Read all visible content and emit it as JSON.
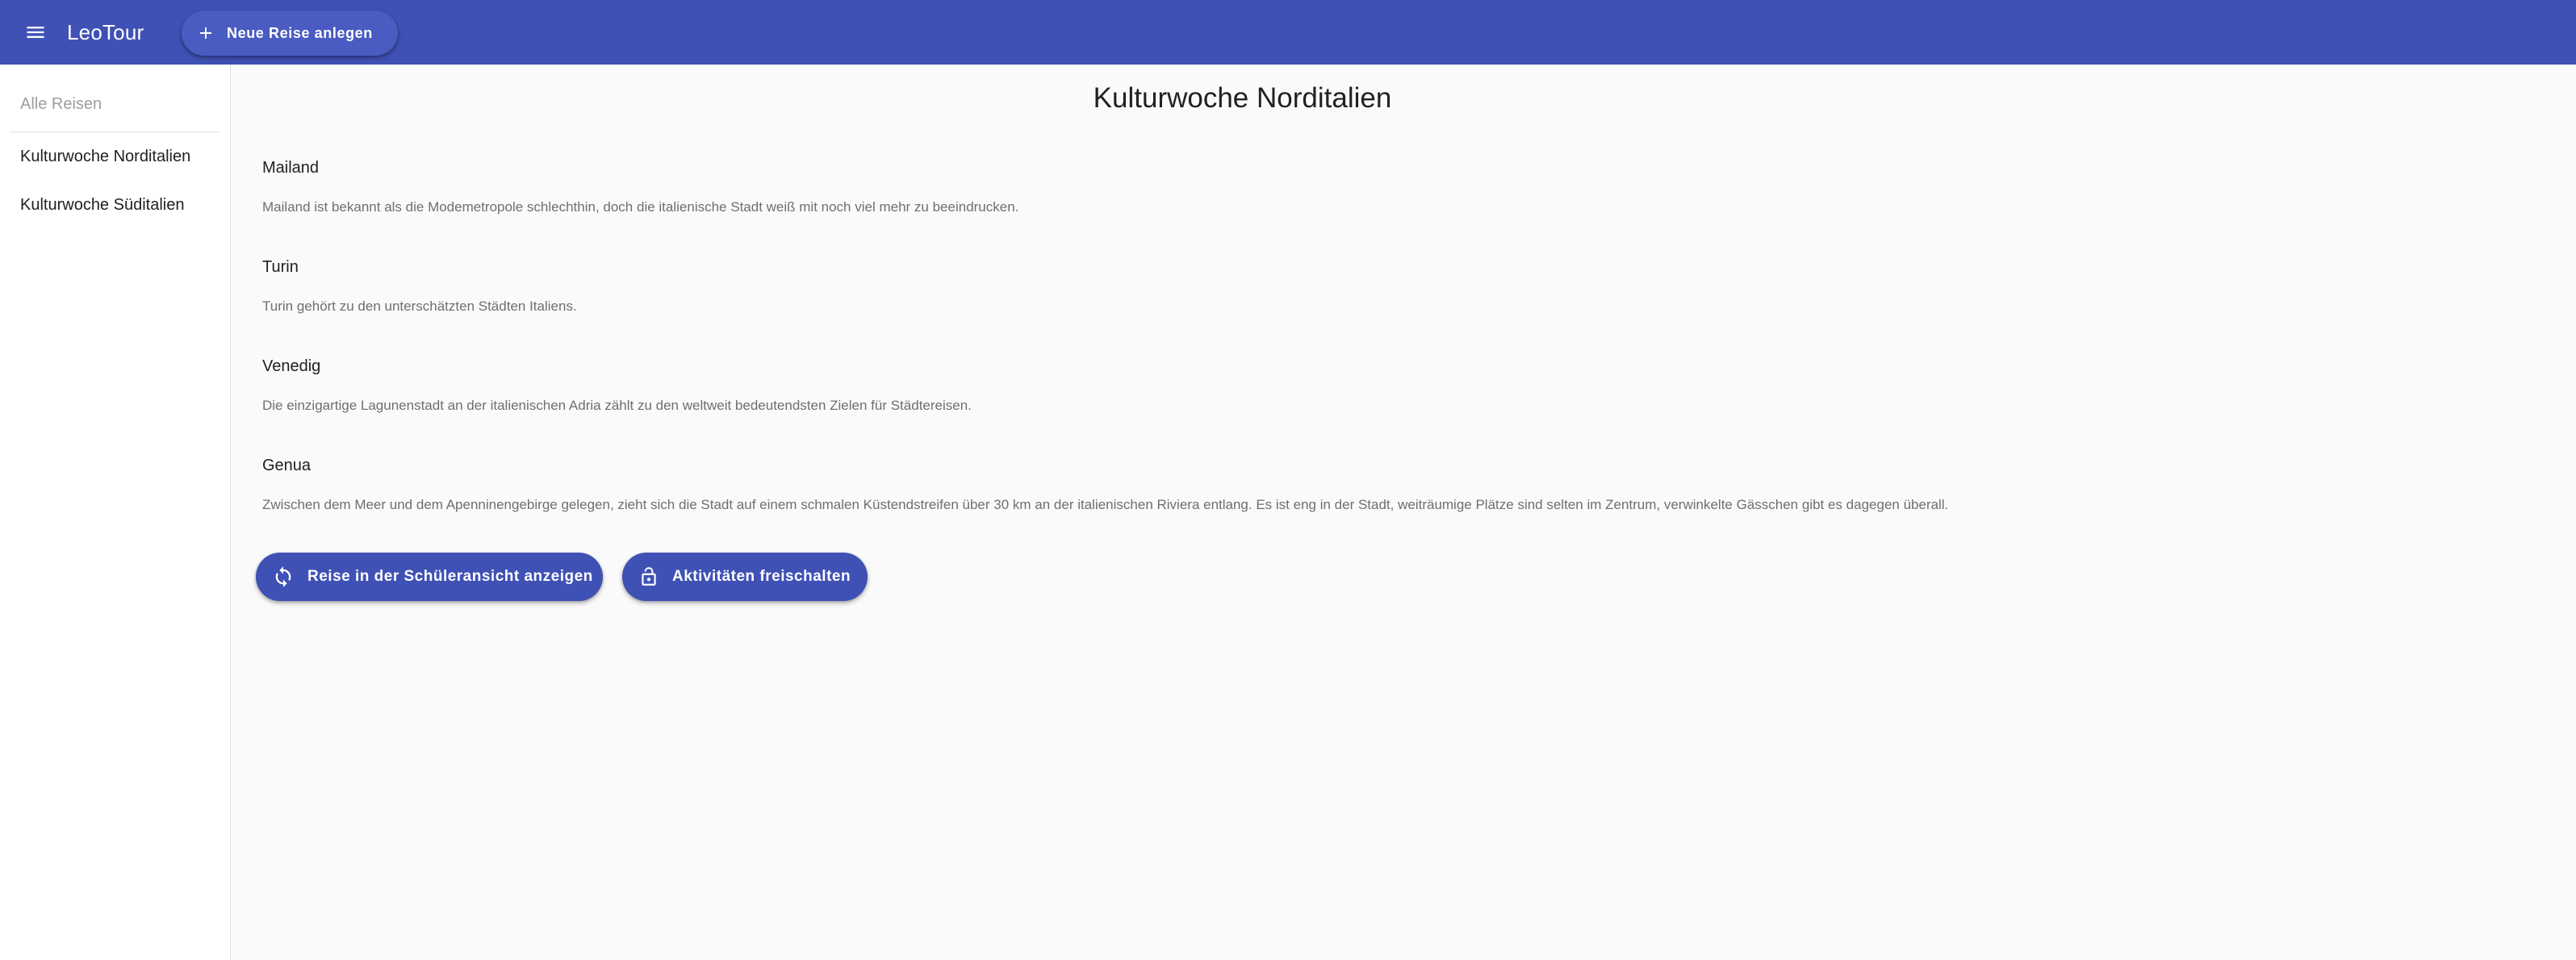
{
  "header": {
    "menu_icon": "menu-icon",
    "app_title": "LeoTour",
    "new_trip_button": {
      "icon": "add-icon",
      "label": "Neue Reise anlegen"
    }
  },
  "sidebar": {
    "header": "Alle Reisen",
    "items": [
      {
        "label": "Kulturwoche Norditalien"
      },
      {
        "label": "Kulturwoche Süditalien"
      }
    ]
  },
  "main": {
    "title": "Kulturwoche Norditalien",
    "cities": [
      {
        "name": "Mailand",
        "description": "Mailand ist bekannt als die Modemetropole schlechthin, doch die italienische Stadt weiß mit noch viel mehr zu beeindrucken."
      },
      {
        "name": "Turin",
        "description": "Turin gehört zu den unterschätzten Städten Italiens."
      },
      {
        "name": "Venedig",
        "description": "Die einzigartige Lagunenstadt an der italienischen Adria zählt zu den weltweit bedeutendsten Zielen für Städtereisen."
      },
      {
        "name": "Genua",
        "description": "Zwischen dem Meer und dem Apenninengebirge gelegen, zieht sich die Stadt auf einem schmalen Küstendstreifen über 30 km an der italienischen Riviera entlang. Es ist eng in der Stadt, weiträumige Plätze sind selten im Zentrum, verwinkelte Gässchen gibt es dagegen überall."
      }
    ],
    "actions": {
      "student_view": {
        "icon": "sync-icon",
        "label": "Reise in der Schüleransicht anzeigen"
      },
      "unlock_activities": {
        "icon": "lock-open-icon",
        "label": "Aktivitäten freischalten"
      }
    }
  },
  "colors": {
    "primary": "#3f51b5",
    "background": "#fafafa",
    "sidebar": "#ffffff"
  }
}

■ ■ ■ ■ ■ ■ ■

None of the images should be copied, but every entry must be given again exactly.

— Answer —
Read all visible content and emit it as JSON.
{
  "header": {
    "menu_icon": "menu-icon",
    "app_title": "LeoTour",
    "new_trip_button": {
      "icon": "add-icon",
      "label": "Neue Reise anlegen"
    }
  },
  "sidebar": {
    "header": "Alle Reisen",
    "items": [
      {
        "label": "Kulturwoche Norditalien"
      },
      {
        "label": "Kulturwoche Süditalien"
      }
    ]
  },
  "main": {
    "title": "Kulturwoche Norditalien",
    "cities": [
      {
        "name": "Mailand",
        "description": "Mailand ist bekannt als die Modemetropole schlechthin, doch die italienische Stadt weiß mit noch viel mehr zu beeindrucken."
      },
      {
        "name": "Turin",
        "description": "Turin gehört zu den unterschätzten Städten Italiens."
      },
      {
        "name": "Venedig",
        "description": "Die einzigartige Lagunenstadt an der italienischen Adria zählt zu den weltweit bedeutendsten Zielen für Städtereisen."
      },
      {
        "name": "Genua",
        "description": "Zwischen dem Meer und dem Apenninengebirge gelegen, zieht sich die Stadt auf einem schmalen Küstendstreifen über 30 km an der italienischen Riviera entlang. Es ist eng in der Stadt, weiträumige Plätze sind selten im Zentrum, verwinkelte Gässchen gibt es dagegen überall."
      }
    ],
    "actions": {
      "student_view": {
        "icon": "sync-icon",
        "label": "Reise in der Schüleransicht anzeigen"
      },
      "unlock_activities": {
        "icon": "lock-open-icon",
        "label": "Aktivitäten freischalten"
      }
    }
  },
  "colors": {
    "primary": "#3f51b5",
    "background": "#fafafa",
    "sidebar": "#ffffff"
  }
}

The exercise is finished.